Reproduce the data exactly and drop any pictures it holds.

═════ Data ═════

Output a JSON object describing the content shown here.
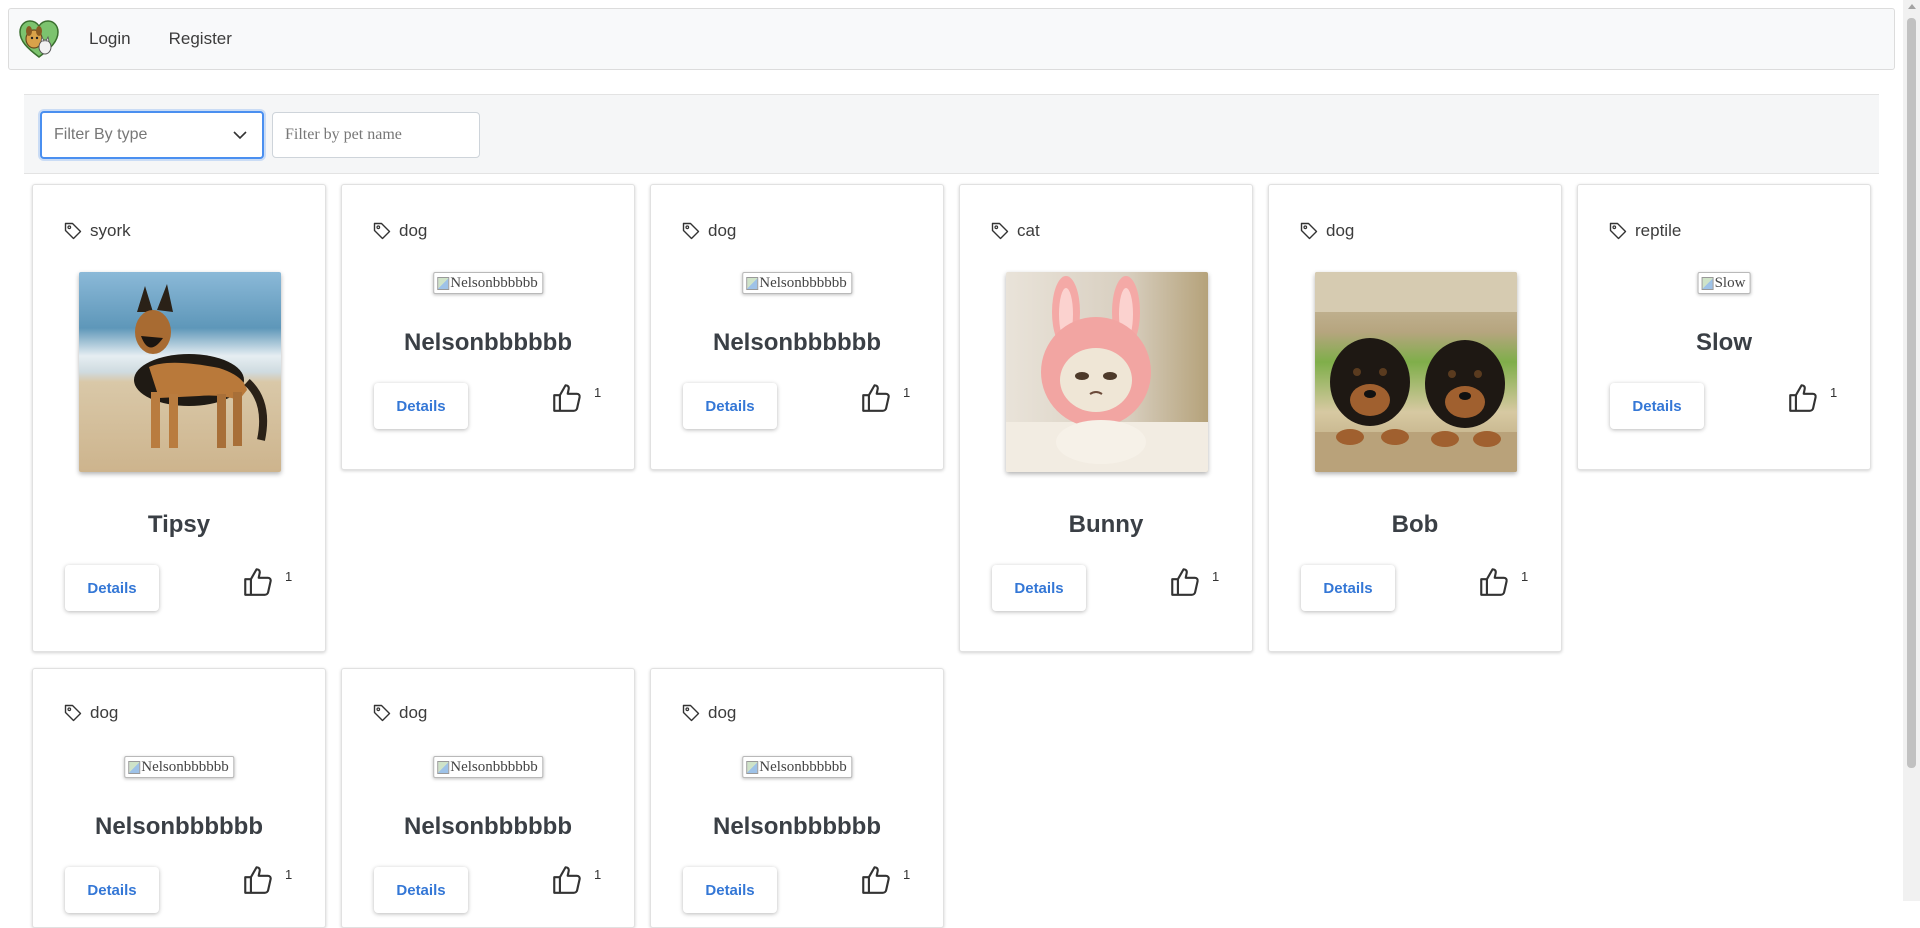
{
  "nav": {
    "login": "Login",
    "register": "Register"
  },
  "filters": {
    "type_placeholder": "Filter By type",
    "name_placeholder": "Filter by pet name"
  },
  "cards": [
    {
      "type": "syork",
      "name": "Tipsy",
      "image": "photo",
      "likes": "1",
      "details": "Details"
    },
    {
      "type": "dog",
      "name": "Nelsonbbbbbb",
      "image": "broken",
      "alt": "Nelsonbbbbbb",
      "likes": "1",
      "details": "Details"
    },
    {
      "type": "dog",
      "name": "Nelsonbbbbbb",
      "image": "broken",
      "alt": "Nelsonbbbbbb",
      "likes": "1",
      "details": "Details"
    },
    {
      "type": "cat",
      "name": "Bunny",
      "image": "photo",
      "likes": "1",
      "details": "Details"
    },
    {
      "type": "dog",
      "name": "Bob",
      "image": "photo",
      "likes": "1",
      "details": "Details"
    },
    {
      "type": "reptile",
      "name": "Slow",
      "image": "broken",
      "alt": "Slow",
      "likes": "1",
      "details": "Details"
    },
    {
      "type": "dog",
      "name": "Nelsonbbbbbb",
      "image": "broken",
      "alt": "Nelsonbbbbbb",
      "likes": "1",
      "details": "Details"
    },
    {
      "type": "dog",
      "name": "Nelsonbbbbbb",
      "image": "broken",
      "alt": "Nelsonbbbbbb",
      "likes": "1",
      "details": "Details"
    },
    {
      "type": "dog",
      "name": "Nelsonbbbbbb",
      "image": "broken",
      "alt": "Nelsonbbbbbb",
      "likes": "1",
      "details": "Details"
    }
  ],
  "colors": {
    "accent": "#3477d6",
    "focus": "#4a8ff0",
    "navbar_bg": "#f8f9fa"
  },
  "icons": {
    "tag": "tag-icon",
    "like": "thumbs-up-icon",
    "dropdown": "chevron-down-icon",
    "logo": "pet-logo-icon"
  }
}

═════

**Reply:**
Output a JSON object describing the content shown here.
{
  "nav": {
    "login": "Login",
    "register": "Register"
  },
  "filters": {
    "type_placeholder": "Filter By type",
    "name_placeholder": "Filter by pet name"
  },
  "cards": [
    {
      "type": "syork",
      "name": "Tipsy",
      "image": "photo",
      "likes": "1",
      "details": "Details"
    },
    {
      "type": "dog",
      "name": "Nelsonbbbbbb",
      "image": "broken",
      "alt": "Nelsonbbbbbb",
      "likes": "1",
      "details": "Details"
    },
    {
      "type": "dog",
      "name": "Nelsonbbbbbb",
      "image": "broken",
      "alt": "Nelsonbbbbbb",
      "likes": "1",
      "details": "Details"
    },
    {
      "type": "cat",
      "name": "Bunny",
      "image": "photo",
      "likes": "1",
      "details": "Details"
    },
    {
      "type": "dog",
      "name": "Bob",
      "image": "photo",
      "likes": "1",
      "details": "Details"
    },
    {
      "type": "reptile",
      "name": "Slow",
      "image": "broken",
      "alt": "Slow",
      "likes": "1",
      "details": "Details"
    },
    {
      "type": "dog",
      "name": "Nelsonbbbbbb",
      "image": "broken",
      "alt": "Nelsonbbbbbb",
      "likes": "1",
      "details": "Details"
    },
    {
      "type": "dog",
      "name": "Nelsonbbbbbb",
      "image": "broken",
      "alt": "Nelsonbbbbbb",
      "likes": "1",
      "details": "Details"
    },
    {
      "type": "dog",
      "name": "Nelsonbbbbbb",
      "image": "broken",
      "alt": "Nelsonbbbbbb",
      "likes": "1",
      "details": "Details"
    }
  ],
  "colors": {
    "accent": "#3477d6",
    "focus": "#4a8ff0",
    "navbar_bg": "#f8f9fa"
  },
  "icons": {
    "tag": "tag-icon",
    "like": "thumbs-up-icon",
    "dropdown": "chevron-down-icon",
    "logo": "pet-logo-icon"
  }
}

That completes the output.